Q: What sets your publication apart from others that publish similar material?

A: Weave seeks to publish a diverse set of voices that are often underrepresented.

Q: What is the best advice you can give people who are considering submitting work to your publication?

A: Read our guidelines carefully and try to get an idea of what we are looking for. Read an issue before you submit or read sample work which is linked on the front page of our website. Submitters should, at the very least, read what is on our site.

Q: Describe the ideal submission.

A: The ideal submission could be any or all of the following: thoughtful, surprising, earthy, pro-women, experimental, smart, use language in a new way, make the reader taste/smell/feel/become the story or poem.

Q: What do submitters most often get wrong about your submissions process?

A: People most often do not read our guidelines and send submissions via email. We use a submissions manager and do not accept submissions via email.

Q: How much do you want to know about the person submitting to you?

A: A short bio will suffice with your five most recent publications.

Q: If you publish writing, how much of a piece do you read before making the decision to reject it?

A: Assuming that the submission follows our guidelines, at least one of our editors will read through a submission in its entirety before a decision to reject is made.

Q: What additional evaluations, if any, does a piece go through before it is accepted?

A: We often get submissions that are blatantly anti-women, bigoted or pornographic. We do not publish this kind of work. We would consider work that thoughtfully considers the issues of misogyny, racism, homophobia, sexuality, etc. and justifies them within the context of the piece.

Q: What is a day in the life of an editor like for you?

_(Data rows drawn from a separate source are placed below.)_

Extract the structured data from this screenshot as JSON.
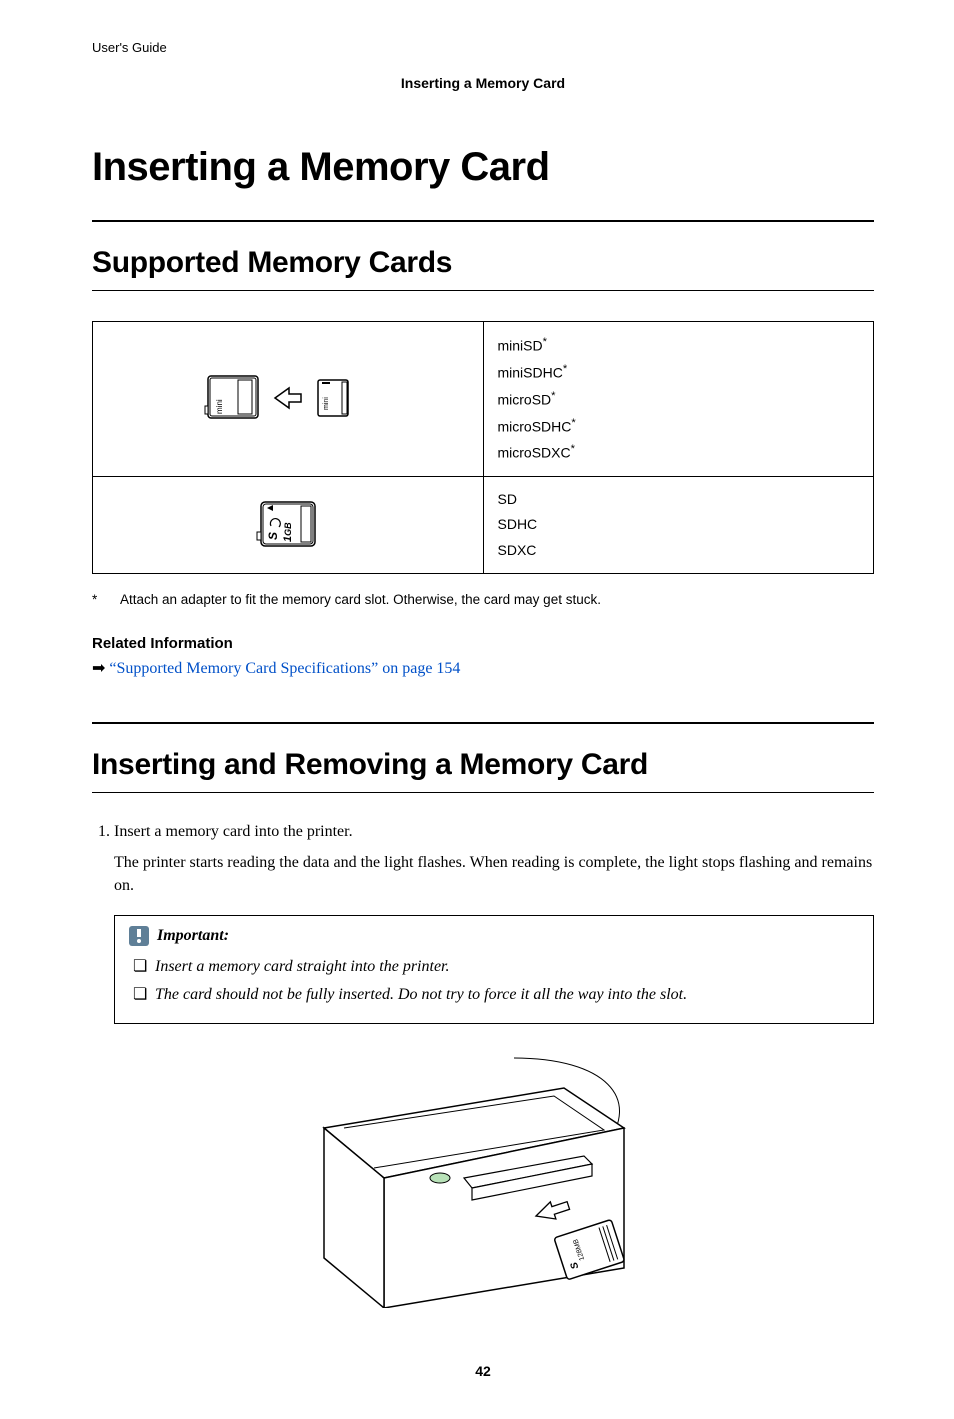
{
  "header": {
    "guide": "User's Guide"
  },
  "breadcrumb": "Inserting a Memory Card",
  "title": "Inserting a Memory Card",
  "sections": {
    "supported": {
      "heading": "Supported Memory Cards",
      "rows": [
        {
          "items": [
            "miniSD*",
            "miniSDHC*",
            "microSD*",
            "microSDHC*",
            "microSDXC*"
          ]
        },
        {
          "items": [
            "SD",
            "SDHC",
            "SDXC"
          ]
        }
      ],
      "footnote_marker": "*",
      "footnote": "Attach an adapter to fit the memory card slot. Otherwise, the card may get stuck.",
      "related_heading": "Related Information",
      "related_link_text": "“Supported Memory Card Specifications” on page 154"
    },
    "inserting": {
      "heading": "Inserting and Removing a Memory Card",
      "step1": "Insert a memory card into the printer.",
      "step1_desc": "The printer starts reading the data and the light flashes. When reading is complete, the light stops flashing and remains on.",
      "important_label": "Important:",
      "important_items": [
        "Insert a memory card straight into the printer.",
        "The card should not be fully inserted. Do not try to force it all the way into the slot."
      ]
    }
  },
  "icons": {
    "sd_full_label_top": "1",
    "sd_full_label_bottom": "GB",
    "mini_label": "mini"
  },
  "pagenum": "42"
}
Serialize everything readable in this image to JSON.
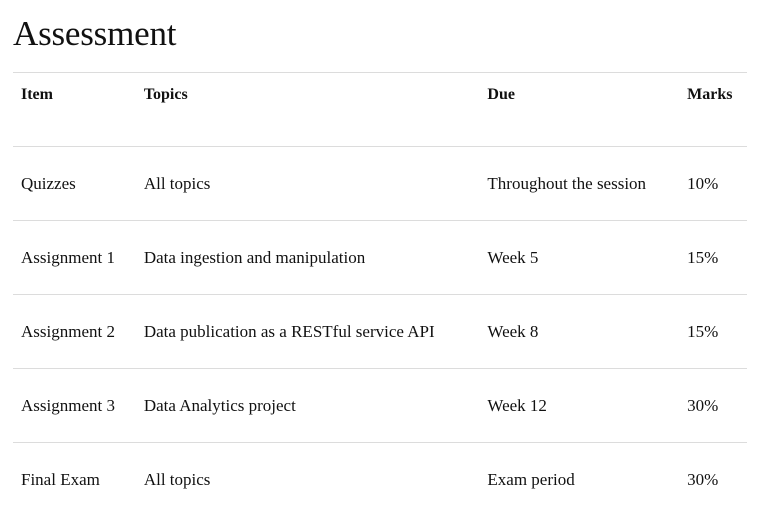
{
  "page": {
    "title": "Assessment"
  },
  "table": {
    "headers": {
      "item": "Item",
      "topics": "Topics",
      "due": "Due",
      "marks": "Marks"
    },
    "rows": [
      {
        "item": "Quizzes",
        "topics": "All topics",
        "due": "Throughout the session",
        "marks": "10%"
      },
      {
        "item": "Assignment 1",
        "topics": "Data ingestion and manipulation",
        "due": "Week 5",
        "marks": "15%"
      },
      {
        "item": "Assignment 2",
        "topics": "Data publication as a RESTful service API",
        "due": "Week 8",
        "marks": "15%"
      },
      {
        "item": "Assignment 3",
        "topics": "Data Analytics project",
        "due": "Week 12",
        "marks": "30%"
      },
      {
        "item": "Final Exam",
        "topics": "All topics",
        "due": "Exam period",
        "marks": "30%"
      }
    ]
  }
}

A: Well, first we arise from our nests made of submissions we've rejected and drink a hot cup of the tears of frustrated writers. Then we dress all in black and make sure that wherever we are going, we have with us our Magical Staffs of Rejection and Acceptance that divine for us whether a submission is worthy of publication or not. Throughout the day we alternately kick puppies and save kittens from trees, depending on whether we think a good poem could be written about the situation. At night we meet with our secret coven of editors and plot how we shall take over the world with our 300-print-run journals. The plan primarily involves lots of paper cuts.